[[ ENTRIES SUPPLIED open ]]

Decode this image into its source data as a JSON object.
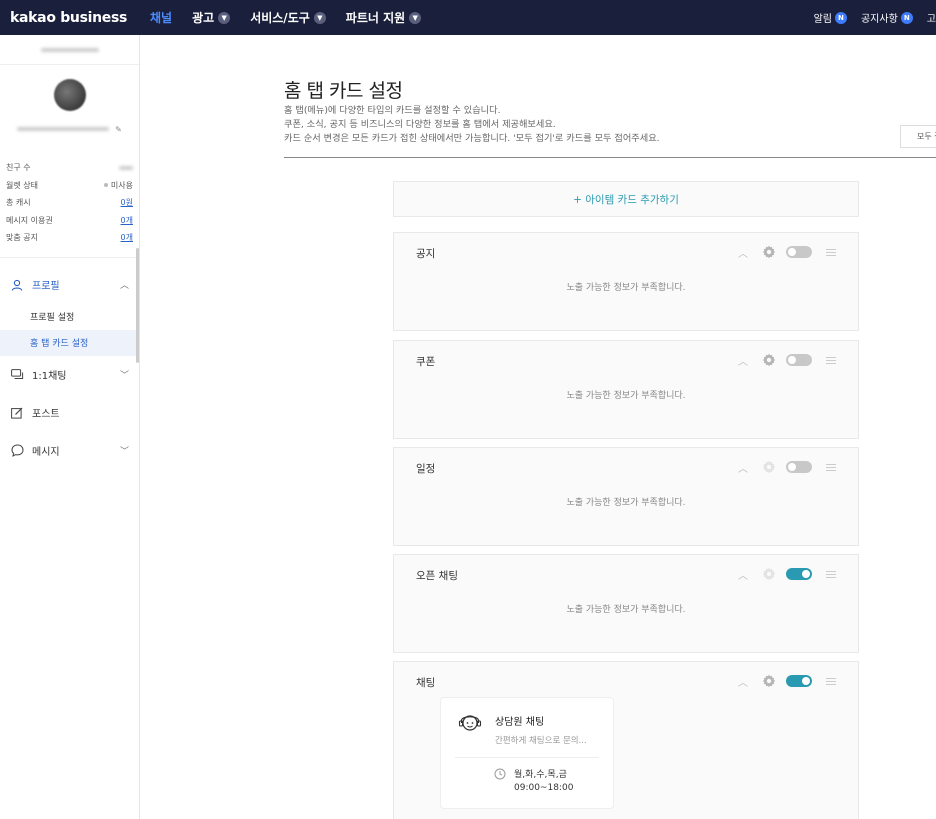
{
  "topbar": {
    "logo": "kakao business",
    "nav": [
      {
        "label": "채널",
        "active": true,
        "has_dropdown": false
      },
      {
        "label": "광고",
        "active": false,
        "has_dropdown": true
      },
      {
        "label": "서비스/도구",
        "active": false,
        "has_dropdown": true
      },
      {
        "label": "파트너 지원",
        "active": false,
        "has_dropdown": true
      }
    ],
    "right": [
      {
        "label": "알림",
        "badge": "N"
      },
      {
        "label": "공지사항",
        "badge": "N"
      },
      {
        "label": "고"
      }
    ]
  },
  "sidebar": {
    "stats": [
      {
        "label": "친구 수",
        "value": ""
      },
      {
        "label": "월렛 상태",
        "value": "미사용"
      },
      {
        "label": "총 캐시",
        "value": "0원"
      },
      {
        "label": "메시지 이용권",
        "value": "0개"
      },
      {
        "label": "맞춤 공지",
        "value": "0개"
      }
    ],
    "menu": {
      "profile": "프로필",
      "profile_settings": "프로필 설정",
      "home_tab_card": "홈 탭 카드 설정",
      "chat": "1:1채팅",
      "post": "포스트",
      "message": "메시지"
    }
  },
  "main": {
    "title": "홈 탭 카드 설정",
    "desc_lines": [
      "홈 탭(메뉴)에 다양한 타입의 카드를 설정할 수 있습니다.",
      "쿠폰, 소식, 공지 등 비즈니스의 다양한 정보를 홈 탭에서 제공해보세요.",
      "카드 순서 변경은 모든 카드가 접힌 상태에서만 가능합니다. '모두 접기'로 카드를 모두 접어주세요."
    ],
    "collapse_all": "모두 접기",
    "add_card": "+ 아이템 카드 추가하기",
    "empty_msg": "노출 가능한 정보가 부족합니다.",
    "cards": [
      {
        "title": "공지",
        "toggle": false,
        "gear_active": true
      },
      {
        "title": "쿠폰",
        "toggle": false,
        "gear_active": true
      },
      {
        "title": "일정",
        "toggle": false,
        "gear_active": false
      },
      {
        "title": "오픈 채팅",
        "toggle": true,
        "gear_active": false
      },
      {
        "title": "채팅",
        "toggle": true,
        "gear_active": true
      }
    ],
    "chat_card": {
      "title": "상담원 채팅",
      "subtitle": "간편하게 채팅으로 문의...",
      "days": "월,화,수,목,금",
      "hours": "09:00~18:00"
    }
  },
  "colors": {
    "topbar_bg": "#1a1f3c",
    "nav_active": "#4d8cff",
    "accent_teal": "#2a9ab2",
    "link_blue": "#2b62c8"
  }
}
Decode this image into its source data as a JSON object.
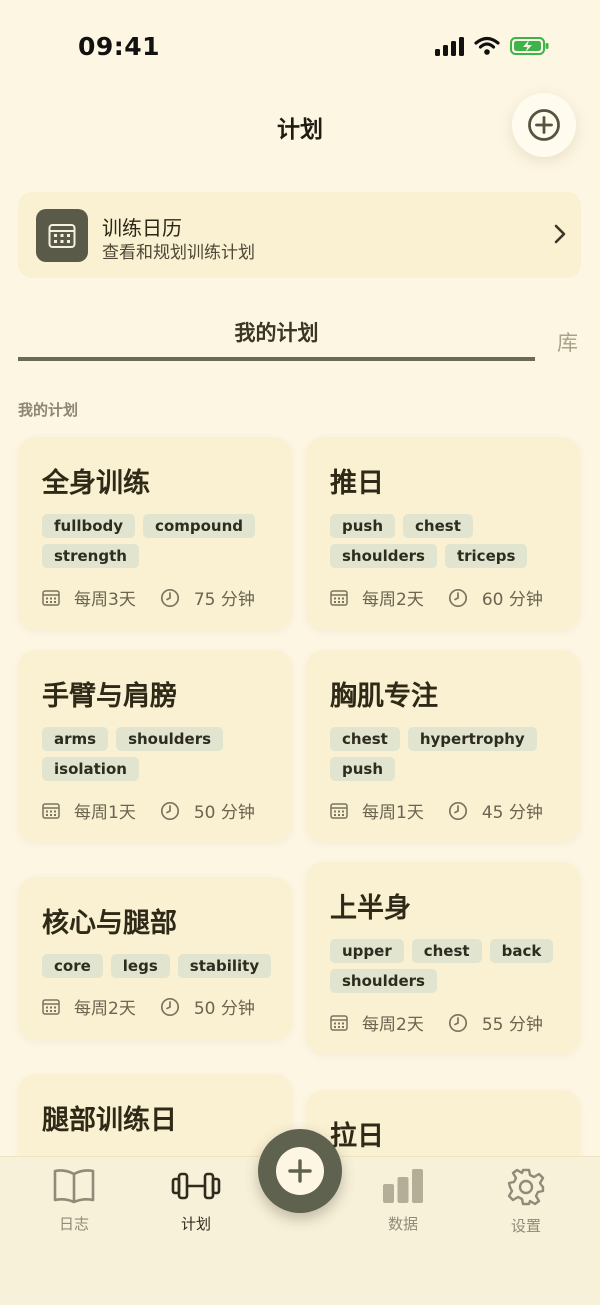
{
  "status": {
    "time": "09:41"
  },
  "header": {
    "title": "计划"
  },
  "calendar": {
    "title": "训练日历",
    "subtitle": "查看和规划训练计划"
  },
  "tabs": [
    {
      "label": "我的计划"
    },
    {
      "label": "库"
    }
  ],
  "section": {
    "label": "我的计划"
  },
  "plans": [
    {
      "name": "全身训练",
      "tags": [
        "fullbody",
        "compound",
        "strength"
      ],
      "frequency": "每周3天",
      "duration": "75 分钟"
    },
    {
      "name": "推日",
      "tags": [
        "push",
        "chest",
        "shoulders",
        "triceps"
      ],
      "frequency": "每周2天",
      "duration": "60 分钟"
    },
    {
      "name": "手臂与肩膀",
      "tags": [
        "arms",
        "shoulders",
        "isolation"
      ],
      "frequency": "每周1天",
      "duration": "50 分钟"
    },
    {
      "name": "胸肌专注",
      "tags": [
        "chest",
        "hypertrophy",
        "push"
      ],
      "frequency": "每周1天",
      "duration": "45 分钟"
    },
    {
      "name": "核心与腿部",
      "tags": [
        "core",
        "legs",
        "stability"
      ],
      "frequency": "每周2天",
      "duration": "50 分钟"
    },
    {
      "name": "上半身",
      "tags": [
        "upper",
        "chest",
        "back",
        "shoulders"
      ],
      "frequency": "每周2天",
      "duration": "55 分钟"
    },
    {
      "name": "腿部训练日"
    },
    {
      "name": "拉日"
    }
  ],
  "nav": [
    {
      "label": "日志",
      "icon": "book-icon"
    },
    {
      "label": "计划",
      "icon": "dumbbell-icon",
      "active": true
    },
    {
      "label": "数据",
      "icon": "bar-chart-icon"
    },
    {
      "label": "设置",
      "icon": "gear-icon"
    }
  ],
  "colors": {
    "background": "#fdf6e3",
    "card": "#faf0d2",
    "tag": "#e1e5cf",
    "accent": "#606250"
  }
}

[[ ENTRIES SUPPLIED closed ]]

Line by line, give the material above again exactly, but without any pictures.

TASK OUTPUT —
Decode this image into its source data as a JSON object.
{
  "topbar": {
    "logo": "kakao business",
    "nav": [
      {
        "label": "채널",
        "active": true,
        "has_dropdown": false
      },
      {
        "label": "광고",
        "active": false,
        "has_dropdown": true
      },
      {
        "label": "서비스/도구",
        "active": false,
        "has_dropdown": true
      },
      {
        "label": "파트너 지원",
        "active": false,
        "has_dropdown": true
      }
    ],
    "right": [
      {
        "label": "알림",
        "badge": "N"
      },
      {
        "label": "공지사항",
        "badge": "N"
      },
      {
        "label": "고"
      }
    ]
  },
  "sidebar": {
    "stats": [
      {
        "label": "친구 수",
        "value": ""
      },
      {
        "label": "월렛 상태",
        "value": "미사용"
      },
      {
        "label": "총 캐시",
        "value": "0원"
      },
      {
        "label": "메시지 이용권",
        "value": "0개"
      },
      {
        "label": "맞춤 공지",
        "value": "0개"
      }
    ],
    "menu": {
      "profile": "프로필",
      "profile_settings": "프로필 설정",
      "home_tab_card": "홈 탭 카드 설정",
      "chat": "1:1채팅",
      "post": "포스트",
      "message": "메시지"
    }
  },
  "main": {
    "title": "홈 탭 카드 설정",
    "desc_lines": [
      "홈 탭(메뉴)에 다양한 타입의 카드를 설정할 수 있습니다.",
      "쿠폰, 소식, 공지 등 비즈니스의 다양한 정보를 홈 탭에서 제공해보세요.",
      "카드 순서 변경은 모든 카드가 접힌 상태에서만 가능합니다. '모두 접기'로 카드를 모두 접어주세요."
    ],
    "collapse_all": "모두 접기",
    "add_card": "+ 아이템 카드 추가하기",
    "empty_msg": "노출 가능한 정보가 부족합니다.",
    "cards": [
      {
        "title": "공지",
        "toggle": false,
        "gear_active": true
      },
      {
        "title": "쿠폰",
        "toggle": false,
        "gear_active": true
      },
      {
        "title": "일정",
        "toggle": false,
        "gear_active": false
      },
      {
        "title": "오픈 채팅",
        "toggle": true,
        "gear_active": false
      },
      {
        "title": "채팅",
        "toggle": true,
        "gear_active": true
      }
    ],
    "chat_card": {
      "title": "상담원 채팅",
      "subtitle": "간편하게 채팅으로 문의...",
      "days": "월,화,수,목,금",
      "hours": "09:00~18:00"
    }
  },
  "colors": {
    "topbar_bg": "#1a1f3c",
    "nav_active": "#4d8cff",
    "accent_teal": "#2a9ab2",
    "link_blue": "#2b62c8"
  }
}
Decode this image into its source data as a JSON object.
{
  "status": {
    "time": "09:41"
  },
  "header": {
    "title": "计划"
  },
  "calendar": {
    "title": "训练日历",
    "subtitle": "查看和规划训练计划"
  },
  "tabs": [
    {
      "label": "我的计划"
    },
    {
      "label": "库"
    }
  ],
  "section": {
    "label": "我的计划"
  },
  "plans": [
    {
      "name": "全身训练",
      "tags": [
        "fullbody",
        "compound",
        "strength"
      ],
      "frequency": "每周3天",
      "duration": "75 分钟"
    },
    {
      "name": "推日",
      "tags": [
        "push",
        "chest",
        "shoulders",
        "triceps"
      ],
      "frequency": "每周2天",
      "duration": "60 分钟"
    },
    {
      "name": "手臂与肩膀",
      "tags": [
        "arms",
        "shoulders",
        "isolation"
      ],
      "frequency": "每周1天",
      "duration": "50 分钟"
    },
    {
      "name": "胸肌专注",
      "tags": [
        "chest",
        "hypertrophy",
        "push"
      ],
      "frequency": "每周1天",
      "duration": "45 分钟"
    },
    {
      "name": "核心与腿部",
      "tags": [
        "core",
        "legs",
        "stability"
      ],
      "frequency": "每周2天",
      "duration": "50 分钟"
    },
    {
      "name": "上半身",
      "tags": [
        "upper",
        "chest",
        "back",
        "shoulders"
      ],
      "frequency": "每周2天",
      "duration": "55 分钟"
    },
    {
      "name": "腿部训练日"
    },
    {
      "name": "拉日"
    }
  ],
  "nav": [
    {
      "label": "日志",
      "icon": "book-icon"
    },
    {
      "label": "计划",
      "icon": "dumbbell-icon",
      "active": true
    },
    {
      "label": "数据",
      "icon": "bar-chart-icon"
    },
    {
      "label": "设置",
      "icon": "gear-icon"
    }
  ],
  "colors": {
    "background": "#fdf6e3",
    "card": "#faf0d2",
    "tag": "#e1e5cf",
    "accent": "#606250"
  }
}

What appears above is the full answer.